─── Available records
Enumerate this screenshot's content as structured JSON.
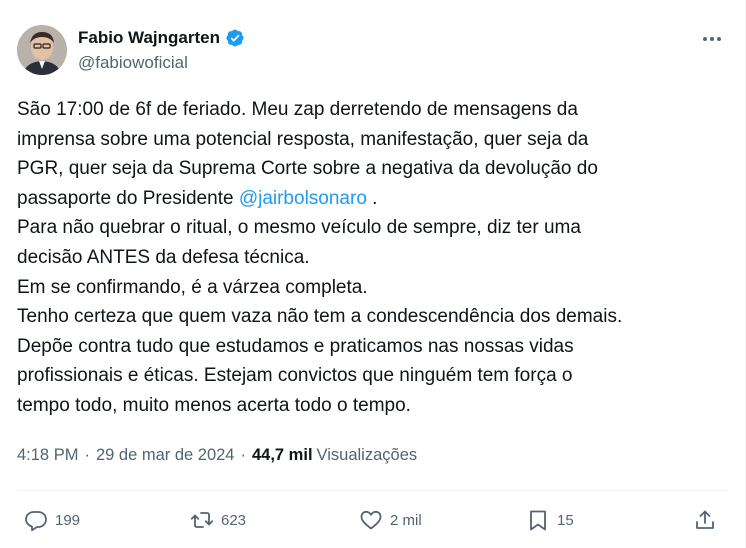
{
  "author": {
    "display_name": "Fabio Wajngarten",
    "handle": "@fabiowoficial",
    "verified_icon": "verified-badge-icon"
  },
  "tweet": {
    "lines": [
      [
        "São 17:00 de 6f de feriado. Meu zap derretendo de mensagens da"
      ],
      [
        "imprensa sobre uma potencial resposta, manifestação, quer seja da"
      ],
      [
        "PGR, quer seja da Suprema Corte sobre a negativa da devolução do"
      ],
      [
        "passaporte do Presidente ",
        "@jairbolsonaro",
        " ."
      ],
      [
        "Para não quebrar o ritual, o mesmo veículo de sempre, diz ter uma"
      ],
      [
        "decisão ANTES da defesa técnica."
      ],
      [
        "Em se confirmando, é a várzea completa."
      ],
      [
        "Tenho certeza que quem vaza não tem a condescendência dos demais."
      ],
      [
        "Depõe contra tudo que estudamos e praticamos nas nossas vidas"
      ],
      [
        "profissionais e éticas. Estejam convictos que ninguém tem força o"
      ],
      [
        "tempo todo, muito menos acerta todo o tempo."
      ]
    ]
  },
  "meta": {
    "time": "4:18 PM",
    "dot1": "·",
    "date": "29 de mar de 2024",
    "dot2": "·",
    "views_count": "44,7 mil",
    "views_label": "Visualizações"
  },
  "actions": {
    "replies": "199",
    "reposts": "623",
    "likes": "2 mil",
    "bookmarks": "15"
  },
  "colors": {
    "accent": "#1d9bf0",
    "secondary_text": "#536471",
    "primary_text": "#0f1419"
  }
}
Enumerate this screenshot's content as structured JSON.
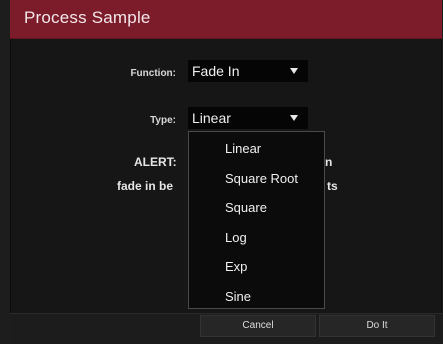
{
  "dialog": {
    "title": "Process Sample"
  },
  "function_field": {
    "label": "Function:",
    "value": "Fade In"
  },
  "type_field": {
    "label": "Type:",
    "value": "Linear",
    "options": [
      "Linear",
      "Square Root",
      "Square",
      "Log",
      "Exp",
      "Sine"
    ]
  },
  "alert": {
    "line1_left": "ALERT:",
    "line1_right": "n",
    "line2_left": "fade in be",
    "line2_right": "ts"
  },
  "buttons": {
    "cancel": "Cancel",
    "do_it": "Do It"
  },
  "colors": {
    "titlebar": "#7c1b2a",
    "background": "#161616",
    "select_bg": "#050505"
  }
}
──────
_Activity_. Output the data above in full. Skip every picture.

_Your solution_.
Enumerate this screenshot's content as structured JSON.
{
  "author": {
    "display_name": "Fabio Wajngarten",
    "handle": "@fabiowoficial",
    "verified_icon": "verified-badge-icon"
  },
  "tweet": {
    "lines": [
      [
        "São 17:00 de 6f de feriado. Meu zap derretendo de mensagens da"
      ],
      [
        "imprensa sobre uma potencial resposta, manifestação, quer seja da"
      ],
      [
        "PGR, quer seja da Suprema Corte sobre a negativa da devolução do"
      ],
      [
        "passaporte do Presidente ",
        "@jairbolsonaro",
        " ."
      ],
      [
        "Para não quebrar o ritual, o mesmo veículo de sempre, diz ter uma"
      ],
      [
        "decisão ANTES da defesa técnica."
      ],
      [
        "Em se confirmando, é a várzea completa."
      ],
      [
        "Tenho certeza que quem vaza não tem a condescendência dos demais."
      ],
      [
        "Depõe contra tudo que estudamos e praticamos nas nossas vidas"
      ],
      [
        "profissionais e éticas. Estejam convictos que ninguém tem força o"
      ],
      [
        "tempo todo, muito menos acerta todo o tempo."
      ]
    ]
  },
  "meta": {
    "time": "4:18 PM",
    "dot1": "·",
    "date": "29 de mar de 2024",
    "dot2": "·",
    "views_count": "44,7 mil",
    "views_label": "Visualizações"
  },
  "actions": {
    "replies": "199",
    "reposts": "623",
    "likes": "2 mil",
    "bookmarks": "15"
  },
  "colors": {
    "accent": "#1d9bf0",
    "secondary_text": "#536471",
    "primary_text": "#0f1419"
  }
}
Enumerate this screenshot's content as structured JSON.
{
  "dialog": {
    "title": "Process Sample"
  },
  "function_field": {
    "label": "Function:",
    "value": "Fade In"
  },
  "type_field": {
    "label": "Type:",
    "value": "Linear",
    "options": [
      "Linear",
      "Square Root",
      "Square",
      "Log",
      "Exp",
      "Sine"
    ]
  },
  "alert": {
    "line1_left": "ALERT:",
    "line1_right": "n",
    "line2_left": "fade in be",
    "line2_right": "ts"
  },
  "buttons": {
    "cancel": "Cancel",
    "do_it": "Do It"
  },
  "colors": {
    "titlebar": "#7c1b2a",
    "background": "#161616",
    "select_bg": "#050505"
  }
}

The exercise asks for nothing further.